        print(f"Some complicated calculation at {point}")

and create a generator function points_in_ring:

for point in points_in_ring(points, radius, width):
    print(f"Some complicated calculation at {point}")

At this point, points_in_ring uses the Euclidian distance to figure out what is in the ring. Using dependency-injection, make points_in_ring capable of using any sensible distance (say the Manhattan norm):

def manhattan(point: List[float]) -> float:
    return sum(abs(x) for x in point)


for point in points_in_ring(points, radius, width, norm=manhattan):
    print(f"Some complicated calculation at {point}")

NOTE:

  • points_in_ring can be used over and over across the code
  • it is parametrized by radius and width
  • it make the loop self-descriptive
  • it is more memory efficient (lazy evaluation) than a list
  • it is almost always better than creating and keeping in sync a second list holding only points in a ring (compute is cheap)
  • it makes it possible to test/debug the loop alone, without worrying about the compute inside the loop

Ring generator

from math import sqrt
from typing import Iterable


def points_in_ring(points: Iterable, radius: float, width: float) -> Iterable:
    inner = radius - 0.5 * width
    outer = radius + 0.5 * width
    for point in points:
        distance = sqrt(point[0] * point[0] + point[1] * point[1])
        if distance >= inner and distance <= outer:
            yield point


points = [[1, 2], [0, 0], [-2, 0], [-2, 3], [-3, -4], [4, 0], [5, 5]]

for point in points_in_ring(points, radius=3.5, width=1.0):
    print(f"Some complicated calculation at {point}")

Ring generator with tweakable norm

from math import sqrt
from typing import Iterable, List, Optional, Callable


def euclidean(point: List[float]) -> float:
    return sqrt(sum((x * x) for x in point))


def manhattan(point: List[float]) -> float:
    return sum(abs(x) for x in point)


def points_in_ring(
    points: Iterable,
    radius: float,
    width: float,
    norm: Optional[Callable] = None,
) -> Iterable:
    if norm is None:
        norm = euclidean

    inner = radius - 0.5 * width
    outer = radius + 0.5 * width
    for point in points:
        distance = norm(point)
        if distance >= inner and distance <= outer:
            yield point


points = [[1, 2], [0, 0], [-2, 0], [-2, 3], [-3, -4], [4, 0], [5, 5]]

for point in points_in_ring(points, radius=3.5, width=1.0, norm=manhattan):
    print(f"Some complicated calculation at {point}")

Key Points

  • Many coders have come before

  • Transferable solutions to common problems have been identified

  • It is easier to apply a known pattern than to reinvent it, but first you have to spend some time learning about patterns.
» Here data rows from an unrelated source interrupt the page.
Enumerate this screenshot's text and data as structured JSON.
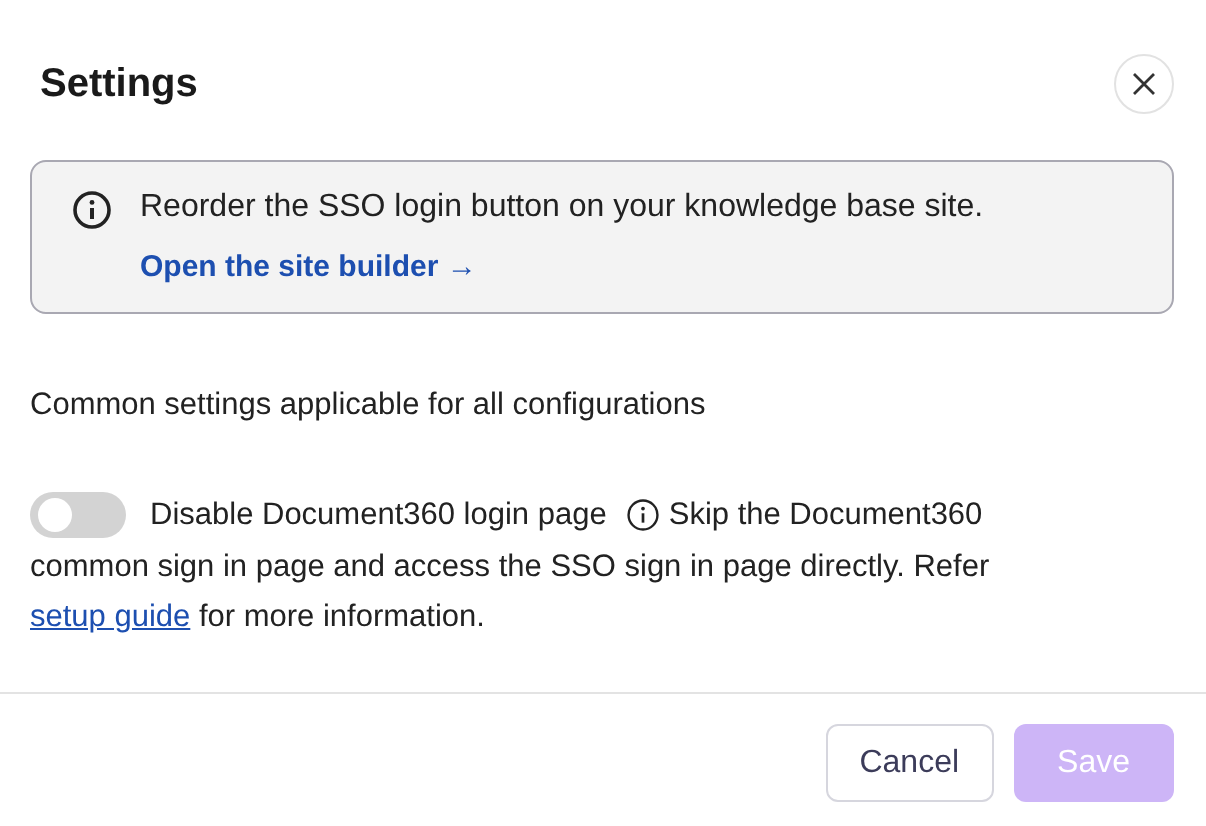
{
  "dialog": {
    "title": "Settings"
  },
  "notice": {
    "text": "Reorder the SSO login button on your knowledge base site.",
    "link": "Open the site builder →"
  },
  "section_heading": "Common settings applicable for all configurations",
  "toggle": {
    "label": "Disable Document360 login page",
    "on": false,
    "hint_first_line": "Skip the Document360",
    "hint_before": "common sign in page and access the SSO sign in page directly. Refer",
    "hint_link": "setup guide",
    "hint_after": "for more information."
  },
  "buttons": [
    {
      "label": "Cancel",
      "kind": "secondary",
      "disabled": false
    },
    {
      "label": "Save",
      "kind": "primary",
      "disabled": true
    }
  ]
}
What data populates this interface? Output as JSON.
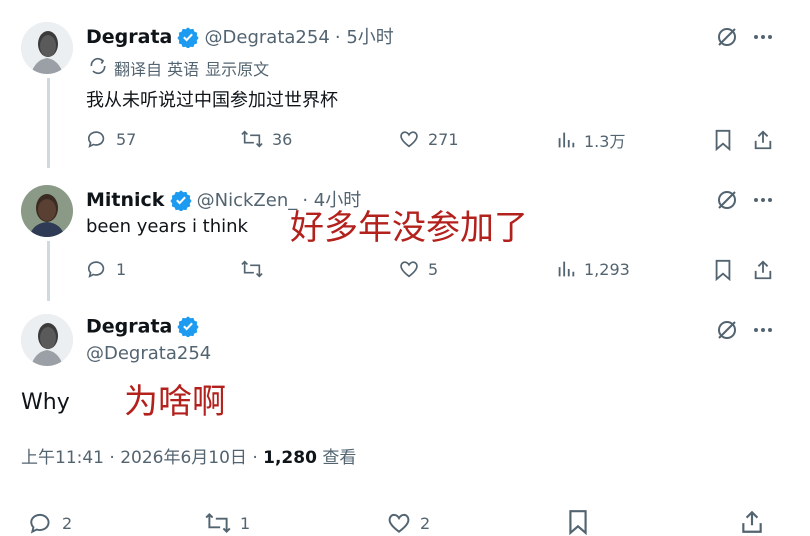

  • Iterators and generators are convenient patterns to separate loops from compute and to avoid copy-pasting.

  • Dependency injections is a pattern to create modular algorithms